DVSA is refusing to allow authorised testing facility operators (ATFs) to help clear a mounting backlog of thousands of annual HGV and trailer tests created by the Covid-19 lockdown - a move strongly condemned by both RHA and the ATF Operators Association (ATFOA) this week.

The HGV annual tests are the domain of DVSA vehicle standard assessors. However DVSA stood down its assessors on 23 March at the beginning of the lockdown and suspended all HGV and trailer tests for three months.

The suspension has resulted in a growing backlog of tests, estimated to be around 95,000 to date.

Following talks with DVSA last month on how to tackle the backlog of delayed tests both RHA and ATFOA recommended DVSA delegate some of the testing to ATF engineers with Irtec qualifications.

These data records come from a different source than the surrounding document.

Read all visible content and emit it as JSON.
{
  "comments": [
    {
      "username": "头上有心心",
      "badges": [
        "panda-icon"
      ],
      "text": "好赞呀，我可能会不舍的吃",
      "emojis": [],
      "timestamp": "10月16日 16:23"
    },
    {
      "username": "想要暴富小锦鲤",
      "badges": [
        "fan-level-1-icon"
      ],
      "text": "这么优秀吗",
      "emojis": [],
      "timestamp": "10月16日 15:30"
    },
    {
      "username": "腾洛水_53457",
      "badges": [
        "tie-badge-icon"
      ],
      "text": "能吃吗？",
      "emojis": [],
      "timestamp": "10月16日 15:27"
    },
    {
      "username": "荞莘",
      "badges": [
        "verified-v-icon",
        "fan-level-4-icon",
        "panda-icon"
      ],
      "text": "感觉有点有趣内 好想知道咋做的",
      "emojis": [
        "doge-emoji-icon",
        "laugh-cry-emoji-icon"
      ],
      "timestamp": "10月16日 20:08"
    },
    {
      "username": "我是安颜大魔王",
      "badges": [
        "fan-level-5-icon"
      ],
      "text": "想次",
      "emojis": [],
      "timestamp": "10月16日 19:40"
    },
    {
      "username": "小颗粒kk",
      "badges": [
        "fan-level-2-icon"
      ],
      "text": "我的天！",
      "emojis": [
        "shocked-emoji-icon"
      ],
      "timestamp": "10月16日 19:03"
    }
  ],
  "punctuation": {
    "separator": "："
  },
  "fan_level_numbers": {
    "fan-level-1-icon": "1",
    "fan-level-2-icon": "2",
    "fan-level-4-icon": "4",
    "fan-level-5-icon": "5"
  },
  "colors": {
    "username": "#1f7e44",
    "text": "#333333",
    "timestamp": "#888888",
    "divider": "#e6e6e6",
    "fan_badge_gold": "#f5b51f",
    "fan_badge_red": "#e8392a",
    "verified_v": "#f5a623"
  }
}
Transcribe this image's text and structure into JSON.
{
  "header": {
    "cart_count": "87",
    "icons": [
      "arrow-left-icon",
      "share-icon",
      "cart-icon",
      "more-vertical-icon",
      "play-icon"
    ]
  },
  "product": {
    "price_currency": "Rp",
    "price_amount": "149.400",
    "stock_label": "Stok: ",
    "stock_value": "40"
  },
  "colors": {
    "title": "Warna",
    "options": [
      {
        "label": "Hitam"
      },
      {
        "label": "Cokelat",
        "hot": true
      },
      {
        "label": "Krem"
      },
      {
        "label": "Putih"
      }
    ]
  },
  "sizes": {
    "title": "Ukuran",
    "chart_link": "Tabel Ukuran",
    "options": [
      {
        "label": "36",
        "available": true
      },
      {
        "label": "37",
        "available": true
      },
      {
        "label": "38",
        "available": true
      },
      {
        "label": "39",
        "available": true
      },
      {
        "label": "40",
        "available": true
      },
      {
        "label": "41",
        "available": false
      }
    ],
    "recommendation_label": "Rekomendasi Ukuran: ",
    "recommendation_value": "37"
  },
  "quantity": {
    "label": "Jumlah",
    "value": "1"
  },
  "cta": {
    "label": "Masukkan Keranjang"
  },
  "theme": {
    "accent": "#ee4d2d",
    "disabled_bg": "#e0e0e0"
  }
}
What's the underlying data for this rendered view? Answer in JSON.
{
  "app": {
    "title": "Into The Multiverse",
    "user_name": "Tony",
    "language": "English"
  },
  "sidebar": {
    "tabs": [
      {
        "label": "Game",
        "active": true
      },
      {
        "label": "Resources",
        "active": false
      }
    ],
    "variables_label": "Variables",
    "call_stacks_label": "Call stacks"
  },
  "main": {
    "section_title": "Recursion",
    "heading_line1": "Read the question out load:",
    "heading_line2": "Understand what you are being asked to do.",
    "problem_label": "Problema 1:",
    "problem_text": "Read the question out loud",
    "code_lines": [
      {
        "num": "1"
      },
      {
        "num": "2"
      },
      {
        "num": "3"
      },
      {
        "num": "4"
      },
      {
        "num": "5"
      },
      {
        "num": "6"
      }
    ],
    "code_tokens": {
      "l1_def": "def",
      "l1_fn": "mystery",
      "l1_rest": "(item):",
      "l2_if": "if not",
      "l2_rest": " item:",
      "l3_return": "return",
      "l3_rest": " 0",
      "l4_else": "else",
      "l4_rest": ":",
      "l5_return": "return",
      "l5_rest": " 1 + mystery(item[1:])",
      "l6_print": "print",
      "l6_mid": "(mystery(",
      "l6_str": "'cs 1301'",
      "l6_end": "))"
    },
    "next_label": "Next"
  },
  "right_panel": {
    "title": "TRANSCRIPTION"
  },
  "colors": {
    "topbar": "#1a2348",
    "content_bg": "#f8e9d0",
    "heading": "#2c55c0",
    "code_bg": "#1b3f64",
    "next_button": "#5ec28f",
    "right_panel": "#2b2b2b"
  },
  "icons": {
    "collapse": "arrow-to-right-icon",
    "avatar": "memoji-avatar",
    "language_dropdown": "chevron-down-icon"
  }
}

Asked if DVSA is considering the recommendations Richard Hennessy, DVSA’s director of operations (south), told MT: “These are unprecedented times and we are committed to returning to testing as soon as it is safe and practical to do so, while following government advice.

“We are working with ATFs, vehicle operators and trade associations on how testing resumes with minimal disruption to industry.

“We do not agree with the recommendations made by the ATFOA.”

The DVSA’s decision was slammed by both RHA and ATFOA this week. RHA head of licensing and infrastructure policy Tom Cotton told MT: “There is a huge backlog building up for no good reason. Why did DVSA shut down HGV annual testing at the start of the lockdown when tyre fitters have been allowed to continue to fit HGV tyres and HGV maintenance teams can carry on working through the lockdown?

“These annual tests could be being carried out right now using the same safe working conditions being applied by tyre fitters and maintenance engineers.

“There are over 6,400 Irtec examiners who could be part of the solution and I can only think DVSA are being protectionist.”

“Quite frankly, it is a mess and I feel terribly sorry for those ATFs that have seen no income for six weeks whilst still having to pay their bills. DVSA has failed the industry.”

ATFOA president Stephen Smith said he was shocked by the decision. He warned that ATFs across the country, many of which he said derive a substantial part of their incomes from services relating to HGV tests, are suffering severe financial hardship. He also warned that the delayed tests are compromising road safety.

He added: “To have our recommendations turned down so bluntly is quite a blow. We feel let down and really disappointed. We were asked to send in these proposals by DVSA in March and have heard nothing since.

“But this problem will not go away. It will only get bigger with more and more tests delayed. We estimate that there are around 500,000 annual tests a year so there are at least 96,000 tests which have not been carried out during lockdown.

“The backlog is going to cause severe problems to the industry if it is not tackled now.”